I love this excerpt, published in today’s Globe and Mail, from children’s author Susan Juby’s new memoir, Nice Recovery. This book has gone straight to my list of “what to read next,” and it may be a contender for the reading list for next fall’s personal narrative course. In it, Juby discusses her struggle, beginning at the age of 13, with alcoholism. These paragraphs summarize her experience with being a child reader, and resonate uncannily with my own.
…it may have been a mistake to use books as a guide to life. This is because books misled me about a few things. Thanks to warm-hearted stories like Anne of Green Gables, I expected to encounter kindred spirits on every corner, as well as gruff but caring old people… Books hoodwinked me into believing a set of lies about what was and was not important in life. In books…having a good vocabulary was crucially important. When I went to school it turned out to be a serious liability. In books a lack of concern about clothes and personal appearance showed solid character. In school such unconcern spelled social disaster. In books knowing a lot about a lot of things…was admirable and likely to be rewarded. At school it pretty much guaranteed that everyone would think you were a show-off and a bore and would shun you. In books people were mostly nice, and the ones who weren’t nice were easy to spot. In school villains were everywhere and they were well disguised.
In all this talk about why it is important for young people to read literature, this aspect – a very real one – is often overlooked, and I’ve been struggling to put words to it in order to introduce it into the conversation. When you are young, being a reader can really mess up your relationship with the world around you.

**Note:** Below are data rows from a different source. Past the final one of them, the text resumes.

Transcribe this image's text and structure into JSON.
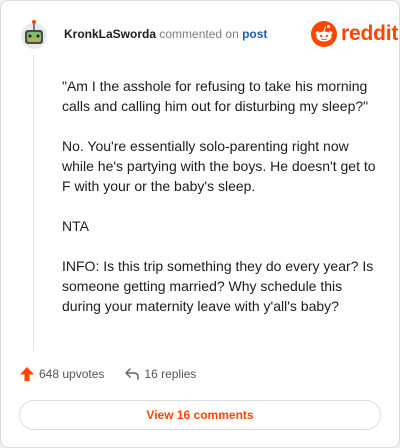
{
  "header": {
    "author": "KronkLaSworda",
    "commented_on": "commented on",
    "post_link": "post",
    "brand": "reddit"
  },
  "comment": {
    "paragraphs": [
      "\"Am I the asshole for refusing to take his morning calls and calling him out for disturbing my sleep?\"",
      "No. You're essentially solo-parenting right now while he's partying with the boys. He doesn't get to F with your or the baby's sleep.",
      "NTA",
      "INFO: Is this trip something they do every year? Is someone getting married? Why schedule this during your maternity leave with y'all's baby?"
    ]
  },
  "stats": {
    "upvotes": "648 upvotes",
    "replies": "16 replies"
  },
  "view_button": "View 16 comments",
  "colors": {
    "brand": "#ff4500",
    "link": "#1a5fb4",
    "text": "#1c1c1c"
  }
}
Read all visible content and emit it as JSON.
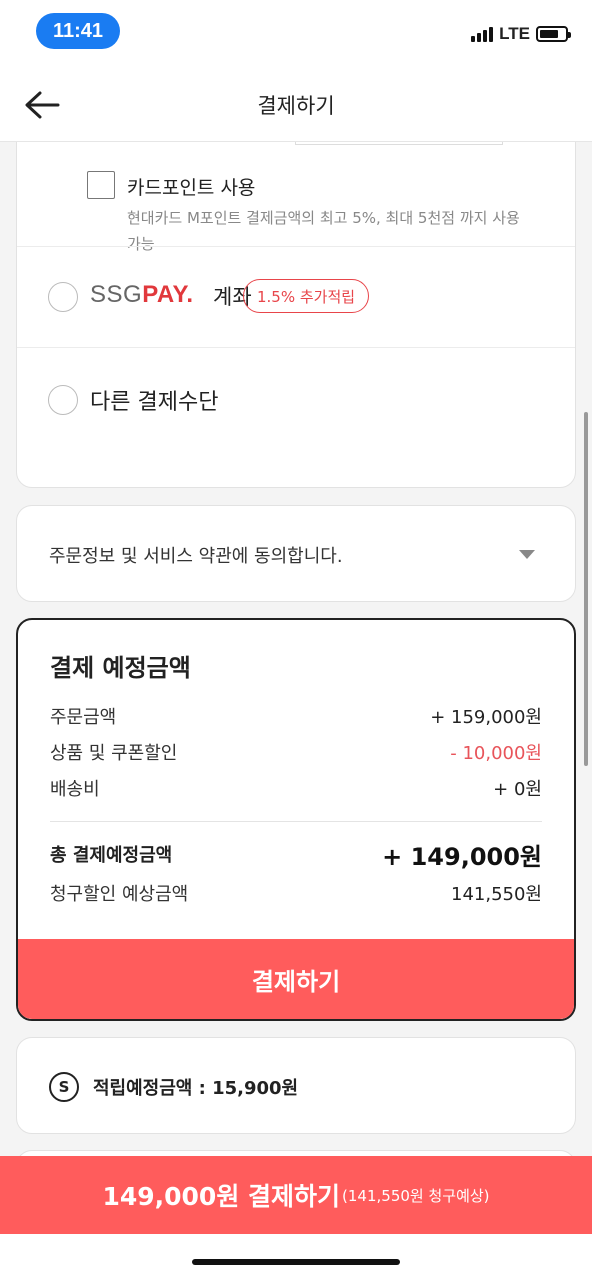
{
  "status_bar": {
    "time": "11:41",
    "network": "LTE"
  },
  "header": {
    "title": "결제하기"
  },
  "payment_methods": {
    "card_point": {
      "label": "카드포인트 사용",
      "description": "현대카드 M포인트 결제금액의 최고 5%, 최대 5천점 까지 사용가능",
      "checked": false
    },
    "ssgpay": {
      "logo_ssg": "SSG",
      "logo_pay": "PAY.",
      "suffix": "계좌",
      "badge": "1.5% 추가적립",
      "selected": false
    },
    "other": {
      "label": "다른 결제수단",
      "selected": false
    }
  },
  "agreement": {
    "text": "주문정보 및 서비스 약관에 동의합니다."
  },
  "summary": {
    "title": "결제 예정금액",
    "rows": [
      {
        "label": "주문금액",
        "value": "+ 159,000원"
      },
      {
        "label": "상품 및 쿠폰할인",
        "value": "- 10,000원"
      },
      {
        "label": "배송비",
        "value": "+ 0원"
      }
    ],
    "total": {
      "label": "총 결제예정금액",
      "value": "+ 149,000원"
    },
    "billing": {
      "label": "청구할인 예상금액",
      "value": "141,550원"
    },
    "pay_button": "결제하기"
  },
  "points": {
    "icon_letter": "S",
    "text": "적립예정금액 : 15,900원"
  },
  "bottom_bar": {
    "main": "149,000원 결제하기",
    "sub": "(141,550원 청구예상)"
  },
  "colors": {
    "accent": "#ff5c5c",
    "discount": "#e8545a",
    "time_pill": "#1a7cf2"
  }
}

Is it any wonder, then, that it’s difficult to convince people in their late teens that reading is a good way to spend their time?